I've seen at least two purported "Chinese martial arts" enthusiasts who frequent another forum say something about an "argument" how silk-reeling, etc., works. The interesting thing to me is that supposed CMA enthusiasts aren't aware of the basic information that I did in the O.P. of this thread or they wouldn't have made the remarks they did.
Hi Mike, can you post links for those enthusiasts' descriptions? I do appreciate the fact that the way a person describes something to some degree
can tell you if he is doing something you recognize. It's the "to some degree" part that I worry you may overestimate. It's like the old blind folks describing an elephant thing. One person may think the skin contour is relevant because it tracks the musculature underneath... whereas you don't care about the skin and think people who talk about it are missing the point of how an elephant's motor anatomy works. As one rough example.
For instance, you may think I am trying to BS here but I am being honest: the 4 directions of force you laid out here really are old news, like you said.
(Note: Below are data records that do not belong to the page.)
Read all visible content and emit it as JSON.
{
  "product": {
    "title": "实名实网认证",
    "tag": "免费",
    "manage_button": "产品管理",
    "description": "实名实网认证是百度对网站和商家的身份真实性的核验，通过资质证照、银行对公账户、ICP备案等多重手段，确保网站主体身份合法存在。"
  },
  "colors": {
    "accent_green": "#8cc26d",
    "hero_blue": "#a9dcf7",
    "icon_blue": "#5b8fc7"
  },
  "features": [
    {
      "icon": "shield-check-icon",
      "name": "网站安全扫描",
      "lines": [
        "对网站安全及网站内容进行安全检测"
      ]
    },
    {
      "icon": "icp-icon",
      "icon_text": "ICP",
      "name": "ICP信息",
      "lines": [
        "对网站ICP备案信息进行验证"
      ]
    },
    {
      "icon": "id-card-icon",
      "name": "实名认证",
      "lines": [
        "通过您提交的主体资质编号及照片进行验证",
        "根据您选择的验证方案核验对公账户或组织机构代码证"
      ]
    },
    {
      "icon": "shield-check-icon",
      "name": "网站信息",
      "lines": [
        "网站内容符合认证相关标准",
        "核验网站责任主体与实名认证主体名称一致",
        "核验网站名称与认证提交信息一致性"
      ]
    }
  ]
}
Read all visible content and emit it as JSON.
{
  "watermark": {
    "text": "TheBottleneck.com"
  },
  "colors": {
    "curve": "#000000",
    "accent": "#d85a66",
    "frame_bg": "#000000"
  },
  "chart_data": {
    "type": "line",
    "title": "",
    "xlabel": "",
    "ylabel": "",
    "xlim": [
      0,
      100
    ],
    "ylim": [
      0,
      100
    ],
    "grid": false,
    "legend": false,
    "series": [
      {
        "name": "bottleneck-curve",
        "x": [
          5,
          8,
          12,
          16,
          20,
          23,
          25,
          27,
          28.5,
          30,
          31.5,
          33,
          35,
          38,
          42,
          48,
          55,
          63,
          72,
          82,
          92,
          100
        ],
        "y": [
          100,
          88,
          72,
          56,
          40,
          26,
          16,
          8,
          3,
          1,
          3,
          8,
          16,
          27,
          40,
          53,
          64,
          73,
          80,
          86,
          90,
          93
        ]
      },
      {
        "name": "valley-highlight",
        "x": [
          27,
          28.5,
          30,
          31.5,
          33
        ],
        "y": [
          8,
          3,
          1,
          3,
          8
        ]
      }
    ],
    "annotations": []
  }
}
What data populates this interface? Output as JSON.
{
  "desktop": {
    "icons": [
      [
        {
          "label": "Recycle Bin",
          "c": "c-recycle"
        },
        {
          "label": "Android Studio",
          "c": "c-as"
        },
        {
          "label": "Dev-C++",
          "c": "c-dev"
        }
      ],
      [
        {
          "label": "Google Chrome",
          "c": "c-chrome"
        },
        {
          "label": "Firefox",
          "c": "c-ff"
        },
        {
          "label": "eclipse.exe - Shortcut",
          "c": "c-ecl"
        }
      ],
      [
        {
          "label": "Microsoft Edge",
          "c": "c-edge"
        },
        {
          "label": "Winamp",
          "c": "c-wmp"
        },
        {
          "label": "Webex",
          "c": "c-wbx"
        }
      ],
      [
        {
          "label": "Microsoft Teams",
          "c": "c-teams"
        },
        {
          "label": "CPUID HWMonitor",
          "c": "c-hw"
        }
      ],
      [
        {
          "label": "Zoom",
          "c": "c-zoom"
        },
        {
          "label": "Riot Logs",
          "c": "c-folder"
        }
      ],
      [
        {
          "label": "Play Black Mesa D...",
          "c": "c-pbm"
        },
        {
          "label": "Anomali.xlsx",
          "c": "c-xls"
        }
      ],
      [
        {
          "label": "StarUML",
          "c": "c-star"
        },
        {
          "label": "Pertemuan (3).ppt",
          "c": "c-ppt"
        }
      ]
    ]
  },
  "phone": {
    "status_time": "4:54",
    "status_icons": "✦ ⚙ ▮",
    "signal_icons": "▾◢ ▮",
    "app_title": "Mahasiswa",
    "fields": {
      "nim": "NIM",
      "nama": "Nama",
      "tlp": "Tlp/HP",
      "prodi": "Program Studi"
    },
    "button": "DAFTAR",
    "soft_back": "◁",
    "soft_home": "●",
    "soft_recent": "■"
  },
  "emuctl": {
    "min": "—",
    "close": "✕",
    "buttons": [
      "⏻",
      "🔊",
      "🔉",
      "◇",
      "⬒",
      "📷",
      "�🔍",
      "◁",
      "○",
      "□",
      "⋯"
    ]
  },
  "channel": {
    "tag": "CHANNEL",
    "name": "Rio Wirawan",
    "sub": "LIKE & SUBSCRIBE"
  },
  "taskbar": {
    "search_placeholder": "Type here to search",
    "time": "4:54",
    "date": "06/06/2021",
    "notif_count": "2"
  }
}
And they underlie what *I* meant when I wrote this post.
I have practiced those directions explicitly in the past, but the way they interplay when used in combination and in serial sequence results in curved motions that I practice now. (like you said was demonstrated by Feng.) So the post was about what I do now (the curved motions). They curved nature of the motions are in my mind linked to "using the ground/gravity" because they seem to exist as a direct effect of trying to not "lose" the feeling of the ground/gravity. (Meaning, if you don't care about jin, then those 4 directions won't automatically merge together and mutually round each other out.) So-- because I wrote that post instead of citing Peng, Lu, An, and Jing, does that mean I am not doing anything like you are doing? Maybe. Or maybe it means a lot of info is structured in my mind in a way that is kind of disimilar to yours?